With respect there's a great deal of difference between the situation of somebody who is disabled and somebody who's terminally ill. Lord Joffe's bill, which is going through the House of Lords at the moment, only applies to those people who are terminally ill and have less than six months to live. Those who are disabled and have a long life expectancy have nothing to fear from that legislation. Where somebody in my brother's situation, whose life is going to end in a matter of a few weeks, he lost a few weeks life by having to travel to Zurich to die, but he was going to die very, very soon. And just to be able to relieve the suffering, whether it's mental or physical, in the last few weeks of somebody's life …

HURST
But - look I don't want - I think we'll try not to personalise this - what I want to look at is what happens - it may be okay in one case but then a lot of other cases come in …

WAITE
So this is the thin end of the wedge …

HURST
It's the thin end of the wedge, it's the beginning of the slippery slope and also if you have - as we've discovered in Holland where voluntary euthanasia's been legal for a very long time there are a lot of people are being, as it were, euthanased who did not want it, who did not - were not able to make a decision about what they wanted to do. What we really need to do is look at the support mechanisms so that people don't want to commit suicide, who want to go through … As a doctor in Holland said - We don't have palliative care in Holland, we have euthanasia - and I think this is not a helpful situation.

CLOSE
But Lord Joffe's bill has several safeguards built into it, one of which is that two separate physicians should look at the case, a psychiatrist should be involved and most importantly of all a palliative care specialist should be called in to check out that every single thing that can be done for a person is being done. And it would be my fervent hope that a great many people who apply for assisted suicide actually stopped when they got to the palliative care specialist because something was found that would make a difference to their lives and extend it.

WAITE
And Lord Joffe's Bill Rachael incorporates, doesn't it, stringent safeguards - won't those be secure enough?

HURST
The trouble is that there aren't that many palliative care people and for many of us - I mean I was given a death sentence years and years ago and could die at any moment but I refuse to - when we go into hospital people like me are actually - feel terrified because the doctors don't bother to treat us because they think our lives are not worth living.

WAITE
And isn't that a fair point …

HURST
It's an awful quality of life for some …

WAITE
A fair point Lesley Close, I mean if this becomes the norm and it is brought into lawfulness in this country people who do have a degenerative condition might feel almost pressurised to take the assisted suicide route.

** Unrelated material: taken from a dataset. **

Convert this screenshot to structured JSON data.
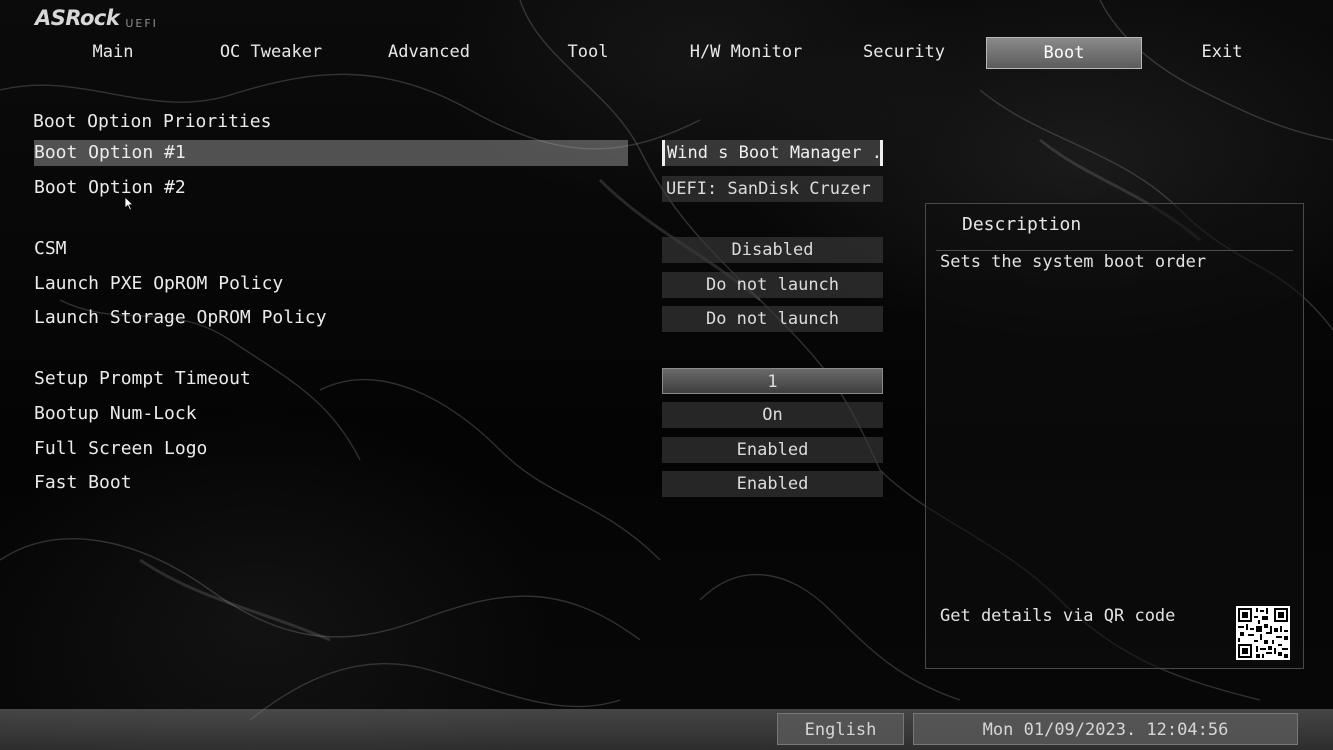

CLOSE
I can quite see why people think that but there's a very important document - a living will - which you can make, which not only sets out what you don't want to happen but it also sets out what you do want to happen - if you want to be kept alive and it says so in your living will then every effort has to be made to do that. It seems clear to me that a slippery slope has to be built on the backs of untrustworthy doctors and I don't think we can damn the whole medical profession to say that they're all going to try to persuade us to end our lives.

WAITE
What surprised me in this research, just finally to you Rachael, is 500 people are already on the list for Dignitas, there are an awful lot of people who want to do this.

HURST
Yes I'm not surprised because I do think that we are bombarded with pictures of how undignified it is to die in the UK today. I mean we've all of us had members of our families dying of cancer in screaming agony and it doesn't help but I want us to look at the right solution not what I think is a solution that will lead to even worse.

WAITE
There we'll have to leave it. Rachael Hurst and Lesley Close thank you both very much.


Back to the You and Yours homepage

The BBC is not responsible for external websites

About the BBC | Help | Terms of Use | Privacy & Cookies Policy